Battleland seeks to represent contemporary landscapes from rejuvenated World War One battlefields along the Western Front. Soil and flower samples were collected in order to create organic chromatographs to represent traces of matter that are otherwise dormant and unseen. The artworks seek to highlight the fate of many thousands of fallen soldiers that still reside in the soil.
The chromatographs were created using a soil quality technique developed by German scientist Ehrenfried Pfeiffer (1899-1961). His intention was to analyse the organic compounds of soil, flora and fauna for the purposes of agricultural quality testing. The process uses a dilution of silver nitrate as a photosensitive base for the circular filter papers. The secondary organic material is soaked in sodium hydroxide and the process is repeated. Finally, the filter paper is exposed to sunlight in order for the characteristics of the sample to appear.
Evie is an actor and extra and recently got in touch for me to take some updated headshots of her. She is a member of the Regional Young Actors Ensemble and was shortlisted for the Vault New Writers Award ’18. To find out more about Evie’s talents visit her Starnow page. Certainly a talented star on the rise!
I was recently commissioned by Menai to take some formal headshots to be used for professional profile images. Menai is the CEO of The Pituitary Foundation that provides support and information for people affected by pituitary gland conditions. The organisations also campaigns on behalf of sufferers ensuring they have a voice. She is also a ACEVO trustee which is a network for charity and social enterprise leaders. To find out more about the foundation Menai can be reached via Linkedin.
Helen contacted me recently as she wanted to get some photographs for her new website. The shoot was at Clwb Y Bont in Pontypridd where the first Monday of every month is reserved for jazz. With various musicians playing a variety of instruments, everyone was just joining in. I still wish I had learnt to play an instrument when I was younger so it was especially inspiring to see such encouragement and camaraderie amongst them. Helen on the other hand focuses on singing, with a beautiful style and tone of voice synonymous with the jazzy vibe. Her rendition of ‘Summertime’ was just a joy. I could have stayed all night but with the last train beckoning I sadly had to leave. To find out more about the club lick this link.

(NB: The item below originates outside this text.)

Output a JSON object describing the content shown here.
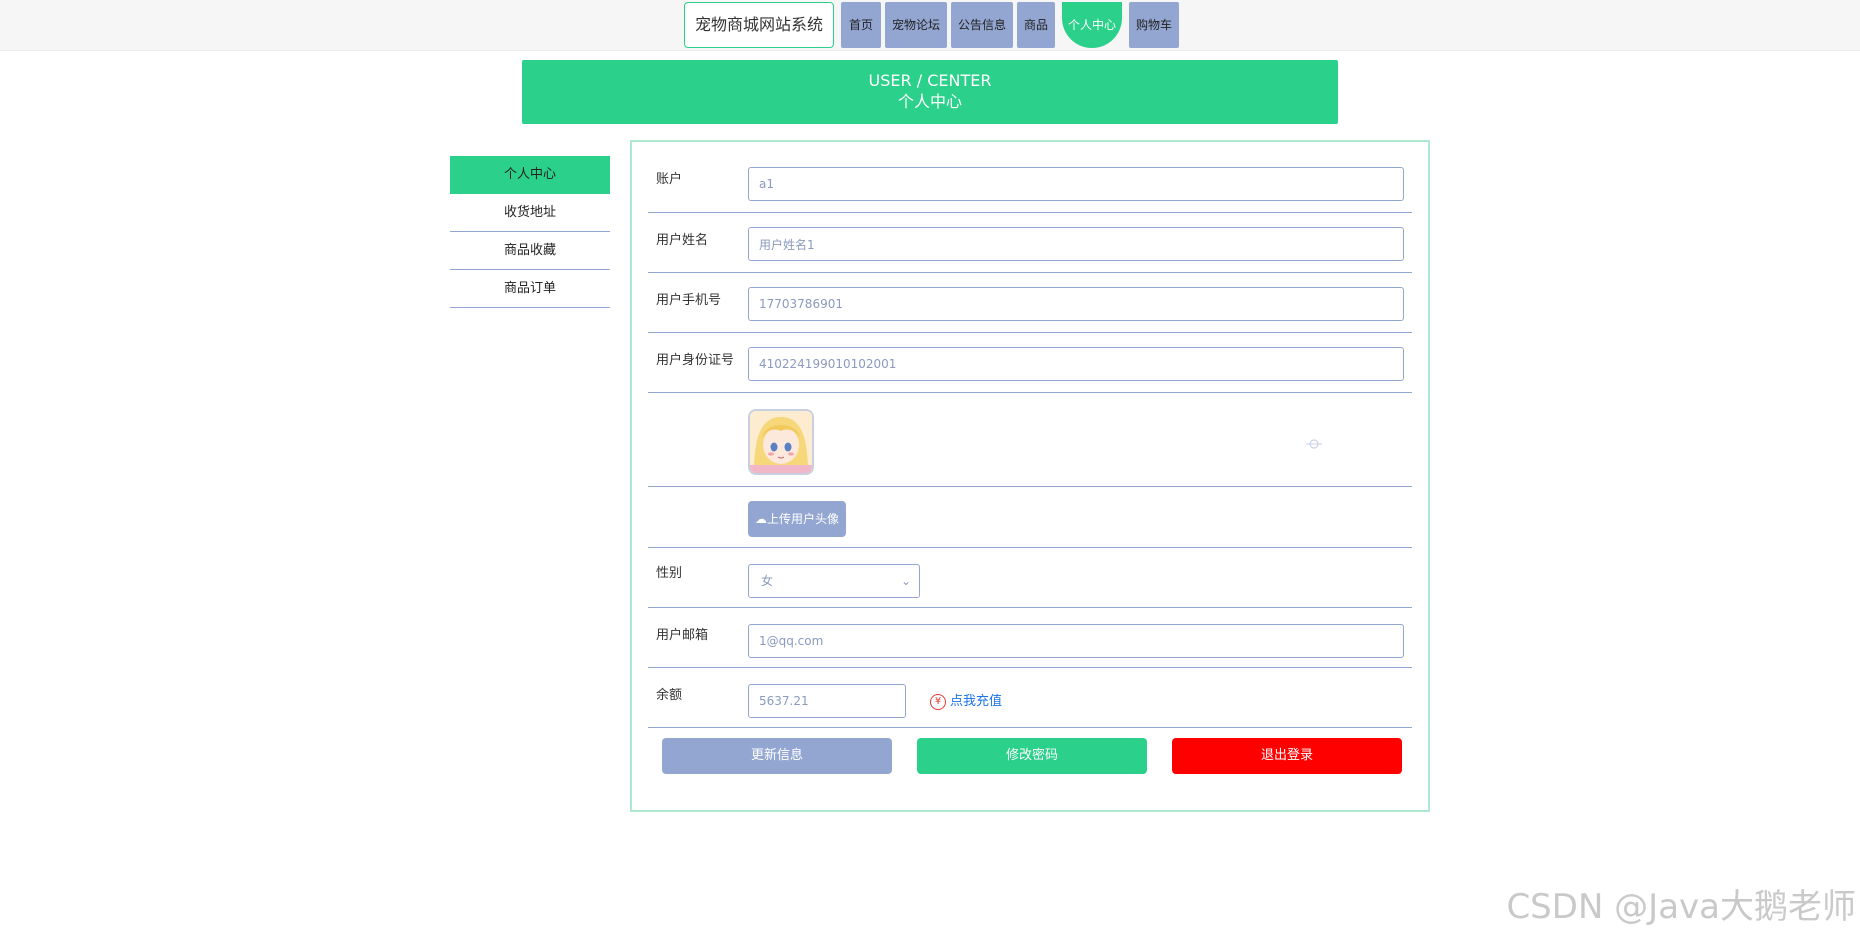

I was recently asked by Barbara to come along and take some images of her to use for publicity purposes. Barbara was diagnosed with MS in 2012 and is a campaigner for the awareness of the condition and disability rights. Her book, ‘Stumbling In Flats’ was short-listed for The International Rubery Book Award in 2015 and her MA dissertation story, ‘Who Cares?’ was short-listed for the 2017 Exeter Story Prize. With an MA in Creative Writing she continues to talk about her life in her blog as well as undertaking the massive challenge of a PHD. It was a pleasure to meet and photograph such an inspirational woman.
The email I received …
I just downloaded my faves. I was trying to find out if I can leave a review anywhere but couldn’t find it. So, as an alternative, I’m sending you one via email in case you wanted to use it on your website (but also if I can leave a review somewhere do let me know!).
I contacted Sarah because I needed new portraits for professionals purposes. Normally, I am very awkward around cameras but Sarah made me feel at ease instantly with her outgoing and warm personality. The end result was great – I know I have several lovely and also diverse portraits I can use in my professional life. I highly recommend her.’
…. isn’t that just the kindness thing to do, thank you Elisa it was a pleasure to meet you. x
I was very determined to keep my website up to date with all my work. However, a little thing called an Masters degree took over my life this last year and literally became number one priority. There are only so many plates I can keep spinning so posting my ‘news’ fell by the wayside. I finished my studies a few weeks ago so I’ve picked up the website plate and have started to spin it once again!
First World War ‘Steel Remembered’ showcases the work of a 2 year community project by Linc-Cymru Housing Association, funded by HLF Wales. It has involved researching the lives of men who are listed on the Orb Steel Works First World War Memorial, the role of the works during that time and a look at those who returned. The event began with a talk from the organiser Suzy Bowers. Three schools were involved and the children read the names of the fallen throughout the event. There was a mixture of choir music and songs such as ‘A Long Way to Tipperary’ and ‘Pack up your troubles’ as the audience of 400 strong (official number) sang along – some teary eyed. The display boards told the stories of the men who did not return, and seeing their faces on the wall as a collective really brought home the sacrifices that were made.
I have photographed events in the Senedd many times and this was the busiest I have seen it. There were both ITV and the BBC camera crew present, who both interviewed the family who have been reunited as a result of the project. Staff from the Firing Line Museum were dressed as soldiers and nurses of the era and brought an array of unique artefacts to share their knowledge with the many interested participants both young and old. Nigel Clubb from the Heritage Lottery Fund said a few words about the success of the project and Kirsty Williams AM, the cabinet secretary for education, gave details of funding for schools to commemorate WWI.
It was a wonderful and poignant event and it was a pleasure to both photograph and be part of it.